▸ Problem to work on: From the data that follows, copy every line holding the string "Studio".

▸ Record extracts:
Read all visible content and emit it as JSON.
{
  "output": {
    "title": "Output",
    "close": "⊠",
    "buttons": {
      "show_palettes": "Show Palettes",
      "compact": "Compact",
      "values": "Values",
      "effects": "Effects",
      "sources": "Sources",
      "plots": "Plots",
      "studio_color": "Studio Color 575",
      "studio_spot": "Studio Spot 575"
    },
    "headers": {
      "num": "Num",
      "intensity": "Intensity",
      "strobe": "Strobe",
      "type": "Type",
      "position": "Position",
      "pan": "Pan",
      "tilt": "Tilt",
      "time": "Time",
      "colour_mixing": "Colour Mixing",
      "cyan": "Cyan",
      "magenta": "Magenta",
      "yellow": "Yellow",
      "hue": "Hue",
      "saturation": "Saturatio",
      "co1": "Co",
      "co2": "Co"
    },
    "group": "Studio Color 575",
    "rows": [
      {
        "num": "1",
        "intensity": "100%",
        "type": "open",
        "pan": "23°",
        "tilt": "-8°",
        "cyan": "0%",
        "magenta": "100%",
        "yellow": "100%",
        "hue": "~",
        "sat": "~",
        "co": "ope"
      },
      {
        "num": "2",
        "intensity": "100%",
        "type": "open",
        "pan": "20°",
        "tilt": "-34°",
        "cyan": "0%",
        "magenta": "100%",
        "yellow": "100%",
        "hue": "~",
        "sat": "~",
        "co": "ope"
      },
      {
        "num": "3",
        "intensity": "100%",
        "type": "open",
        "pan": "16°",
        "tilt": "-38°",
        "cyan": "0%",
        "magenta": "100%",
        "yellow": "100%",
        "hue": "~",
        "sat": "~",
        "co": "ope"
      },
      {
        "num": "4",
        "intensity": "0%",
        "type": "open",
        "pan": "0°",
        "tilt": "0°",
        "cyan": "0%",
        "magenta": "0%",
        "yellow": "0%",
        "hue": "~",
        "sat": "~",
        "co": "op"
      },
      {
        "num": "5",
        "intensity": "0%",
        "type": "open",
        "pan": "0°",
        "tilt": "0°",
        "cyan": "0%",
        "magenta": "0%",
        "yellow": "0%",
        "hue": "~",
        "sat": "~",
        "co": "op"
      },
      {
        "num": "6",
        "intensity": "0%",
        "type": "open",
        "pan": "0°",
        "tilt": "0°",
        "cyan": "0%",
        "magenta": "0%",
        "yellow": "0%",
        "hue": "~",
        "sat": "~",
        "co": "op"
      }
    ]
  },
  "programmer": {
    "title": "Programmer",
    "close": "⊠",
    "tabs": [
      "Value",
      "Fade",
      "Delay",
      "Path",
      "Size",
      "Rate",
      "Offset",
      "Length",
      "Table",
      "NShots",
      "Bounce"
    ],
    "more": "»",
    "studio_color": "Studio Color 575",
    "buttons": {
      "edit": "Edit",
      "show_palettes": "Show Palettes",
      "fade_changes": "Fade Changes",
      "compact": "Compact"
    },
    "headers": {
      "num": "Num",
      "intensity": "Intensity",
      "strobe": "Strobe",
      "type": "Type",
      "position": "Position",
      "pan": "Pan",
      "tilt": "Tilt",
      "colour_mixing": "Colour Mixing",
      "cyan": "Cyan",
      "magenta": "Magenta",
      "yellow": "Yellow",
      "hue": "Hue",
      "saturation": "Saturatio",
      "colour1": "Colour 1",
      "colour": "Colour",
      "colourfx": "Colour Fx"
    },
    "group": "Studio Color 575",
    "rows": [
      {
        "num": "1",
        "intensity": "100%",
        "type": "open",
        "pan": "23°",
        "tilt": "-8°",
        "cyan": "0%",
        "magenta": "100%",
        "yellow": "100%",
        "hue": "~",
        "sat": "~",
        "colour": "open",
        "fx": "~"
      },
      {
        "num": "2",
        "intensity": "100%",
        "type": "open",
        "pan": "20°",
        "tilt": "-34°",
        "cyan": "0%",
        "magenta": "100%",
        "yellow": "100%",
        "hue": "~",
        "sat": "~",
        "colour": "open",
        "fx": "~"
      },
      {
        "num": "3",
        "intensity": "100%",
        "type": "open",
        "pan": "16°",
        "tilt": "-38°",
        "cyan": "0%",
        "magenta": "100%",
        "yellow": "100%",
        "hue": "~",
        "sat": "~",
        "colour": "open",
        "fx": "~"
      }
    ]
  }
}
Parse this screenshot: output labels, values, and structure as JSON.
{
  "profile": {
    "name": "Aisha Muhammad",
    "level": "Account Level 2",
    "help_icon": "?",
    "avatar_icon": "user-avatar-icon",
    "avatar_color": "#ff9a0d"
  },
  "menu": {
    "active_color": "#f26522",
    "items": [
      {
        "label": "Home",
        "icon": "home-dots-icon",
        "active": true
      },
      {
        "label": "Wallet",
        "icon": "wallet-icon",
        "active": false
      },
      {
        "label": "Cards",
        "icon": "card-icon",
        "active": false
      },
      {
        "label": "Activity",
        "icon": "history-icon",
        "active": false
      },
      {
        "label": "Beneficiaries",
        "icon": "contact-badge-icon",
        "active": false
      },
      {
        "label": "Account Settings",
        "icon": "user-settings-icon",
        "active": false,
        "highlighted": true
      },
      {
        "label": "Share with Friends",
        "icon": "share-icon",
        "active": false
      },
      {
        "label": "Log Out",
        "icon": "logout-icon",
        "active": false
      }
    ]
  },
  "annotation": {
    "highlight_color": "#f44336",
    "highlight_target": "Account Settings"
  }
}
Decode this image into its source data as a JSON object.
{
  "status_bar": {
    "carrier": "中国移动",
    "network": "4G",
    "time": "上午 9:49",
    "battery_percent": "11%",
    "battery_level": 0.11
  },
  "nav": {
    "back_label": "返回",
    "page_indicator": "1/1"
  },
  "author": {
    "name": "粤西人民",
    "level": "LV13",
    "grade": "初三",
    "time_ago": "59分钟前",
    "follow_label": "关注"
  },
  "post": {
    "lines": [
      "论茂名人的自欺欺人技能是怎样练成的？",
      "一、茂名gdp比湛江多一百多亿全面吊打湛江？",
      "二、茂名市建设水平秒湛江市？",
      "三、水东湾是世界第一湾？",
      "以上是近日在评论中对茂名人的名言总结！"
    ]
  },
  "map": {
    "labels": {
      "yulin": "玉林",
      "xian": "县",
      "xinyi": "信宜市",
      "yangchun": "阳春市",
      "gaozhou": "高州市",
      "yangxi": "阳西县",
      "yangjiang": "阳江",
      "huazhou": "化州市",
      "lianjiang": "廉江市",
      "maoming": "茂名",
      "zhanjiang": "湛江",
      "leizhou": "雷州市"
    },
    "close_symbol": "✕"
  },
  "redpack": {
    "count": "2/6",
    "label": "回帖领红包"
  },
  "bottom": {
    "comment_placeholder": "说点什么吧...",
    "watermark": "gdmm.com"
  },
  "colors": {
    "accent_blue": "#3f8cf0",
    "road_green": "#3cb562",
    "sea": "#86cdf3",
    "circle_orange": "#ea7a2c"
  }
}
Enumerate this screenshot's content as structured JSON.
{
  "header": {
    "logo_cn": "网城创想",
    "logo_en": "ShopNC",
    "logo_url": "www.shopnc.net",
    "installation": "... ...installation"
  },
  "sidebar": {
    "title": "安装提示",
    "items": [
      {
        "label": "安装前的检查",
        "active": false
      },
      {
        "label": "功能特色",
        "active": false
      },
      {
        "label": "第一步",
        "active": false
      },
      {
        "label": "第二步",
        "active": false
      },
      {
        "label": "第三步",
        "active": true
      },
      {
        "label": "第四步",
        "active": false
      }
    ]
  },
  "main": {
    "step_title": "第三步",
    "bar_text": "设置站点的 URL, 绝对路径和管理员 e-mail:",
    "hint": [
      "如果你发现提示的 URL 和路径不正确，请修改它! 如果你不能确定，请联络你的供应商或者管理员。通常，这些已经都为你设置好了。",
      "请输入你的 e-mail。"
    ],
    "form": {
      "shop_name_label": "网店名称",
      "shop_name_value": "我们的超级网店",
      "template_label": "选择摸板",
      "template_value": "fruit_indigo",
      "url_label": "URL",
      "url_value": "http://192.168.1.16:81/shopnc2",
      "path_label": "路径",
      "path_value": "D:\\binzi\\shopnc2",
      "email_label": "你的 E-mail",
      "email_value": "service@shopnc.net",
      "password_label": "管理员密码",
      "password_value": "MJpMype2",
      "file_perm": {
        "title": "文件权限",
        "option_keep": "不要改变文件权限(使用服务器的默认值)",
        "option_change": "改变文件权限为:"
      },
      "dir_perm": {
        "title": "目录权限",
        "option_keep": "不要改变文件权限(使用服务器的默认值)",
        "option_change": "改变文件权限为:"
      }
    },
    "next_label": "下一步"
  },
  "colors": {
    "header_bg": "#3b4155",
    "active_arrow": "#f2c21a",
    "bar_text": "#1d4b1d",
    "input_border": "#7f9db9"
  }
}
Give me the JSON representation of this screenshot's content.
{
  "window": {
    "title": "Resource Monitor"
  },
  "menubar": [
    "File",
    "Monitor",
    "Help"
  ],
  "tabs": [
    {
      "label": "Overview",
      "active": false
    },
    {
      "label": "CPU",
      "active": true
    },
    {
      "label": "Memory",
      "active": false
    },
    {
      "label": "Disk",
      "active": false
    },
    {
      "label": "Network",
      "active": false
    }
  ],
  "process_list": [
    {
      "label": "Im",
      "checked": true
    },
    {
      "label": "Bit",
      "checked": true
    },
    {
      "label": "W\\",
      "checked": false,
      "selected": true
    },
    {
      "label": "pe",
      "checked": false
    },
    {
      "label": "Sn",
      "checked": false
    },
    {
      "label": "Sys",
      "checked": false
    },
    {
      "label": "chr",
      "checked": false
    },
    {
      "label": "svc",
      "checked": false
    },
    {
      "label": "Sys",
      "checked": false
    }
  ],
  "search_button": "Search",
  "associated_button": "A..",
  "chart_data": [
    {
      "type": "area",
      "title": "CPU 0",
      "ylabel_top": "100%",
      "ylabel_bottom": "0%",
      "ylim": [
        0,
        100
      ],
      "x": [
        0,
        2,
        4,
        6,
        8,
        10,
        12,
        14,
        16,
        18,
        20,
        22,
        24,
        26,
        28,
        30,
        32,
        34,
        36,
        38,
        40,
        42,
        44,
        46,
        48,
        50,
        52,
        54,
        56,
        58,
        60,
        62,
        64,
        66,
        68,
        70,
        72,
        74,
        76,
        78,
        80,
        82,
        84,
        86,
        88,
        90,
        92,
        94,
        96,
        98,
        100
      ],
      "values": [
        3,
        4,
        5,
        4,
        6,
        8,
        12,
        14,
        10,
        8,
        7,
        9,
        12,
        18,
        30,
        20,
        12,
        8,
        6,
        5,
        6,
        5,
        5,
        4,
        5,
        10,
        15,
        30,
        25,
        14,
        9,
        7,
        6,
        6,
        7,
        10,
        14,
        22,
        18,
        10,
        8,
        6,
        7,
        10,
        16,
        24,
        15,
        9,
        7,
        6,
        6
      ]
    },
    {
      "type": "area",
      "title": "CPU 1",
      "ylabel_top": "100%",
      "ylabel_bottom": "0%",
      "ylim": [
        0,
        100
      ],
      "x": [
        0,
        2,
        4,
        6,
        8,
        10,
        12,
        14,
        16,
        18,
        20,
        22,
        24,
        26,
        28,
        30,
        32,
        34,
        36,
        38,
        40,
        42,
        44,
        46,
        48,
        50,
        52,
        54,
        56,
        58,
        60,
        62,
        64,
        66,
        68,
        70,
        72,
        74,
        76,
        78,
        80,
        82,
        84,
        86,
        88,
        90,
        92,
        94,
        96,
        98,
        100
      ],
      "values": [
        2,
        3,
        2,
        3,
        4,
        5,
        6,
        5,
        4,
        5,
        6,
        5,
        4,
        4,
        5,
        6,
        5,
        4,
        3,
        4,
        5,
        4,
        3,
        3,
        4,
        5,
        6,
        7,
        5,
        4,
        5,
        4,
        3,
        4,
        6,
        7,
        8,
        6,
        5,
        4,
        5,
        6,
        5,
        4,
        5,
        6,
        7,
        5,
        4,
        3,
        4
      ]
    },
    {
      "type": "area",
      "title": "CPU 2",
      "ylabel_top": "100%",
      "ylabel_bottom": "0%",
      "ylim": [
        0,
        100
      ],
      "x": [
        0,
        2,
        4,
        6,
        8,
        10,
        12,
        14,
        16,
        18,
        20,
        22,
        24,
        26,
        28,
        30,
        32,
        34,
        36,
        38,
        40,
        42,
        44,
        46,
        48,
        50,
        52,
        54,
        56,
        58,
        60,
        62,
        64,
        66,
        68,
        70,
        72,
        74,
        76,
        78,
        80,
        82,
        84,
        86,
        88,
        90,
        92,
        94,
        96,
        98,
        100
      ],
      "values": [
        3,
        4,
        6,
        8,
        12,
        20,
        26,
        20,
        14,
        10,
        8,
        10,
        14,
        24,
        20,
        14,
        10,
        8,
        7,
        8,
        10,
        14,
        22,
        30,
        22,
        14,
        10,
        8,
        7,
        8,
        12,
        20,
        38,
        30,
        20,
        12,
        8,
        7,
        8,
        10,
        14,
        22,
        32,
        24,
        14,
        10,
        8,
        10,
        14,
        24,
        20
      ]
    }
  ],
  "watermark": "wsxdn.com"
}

▸ Exercise output:
      "studio_color": "Studio Color 575",
      "studio_spot": "Studio Spot 575"
    "group": "Studio Color 575",
    "studio_color": "Studio Color 575",
    "group": "Studio Color 575",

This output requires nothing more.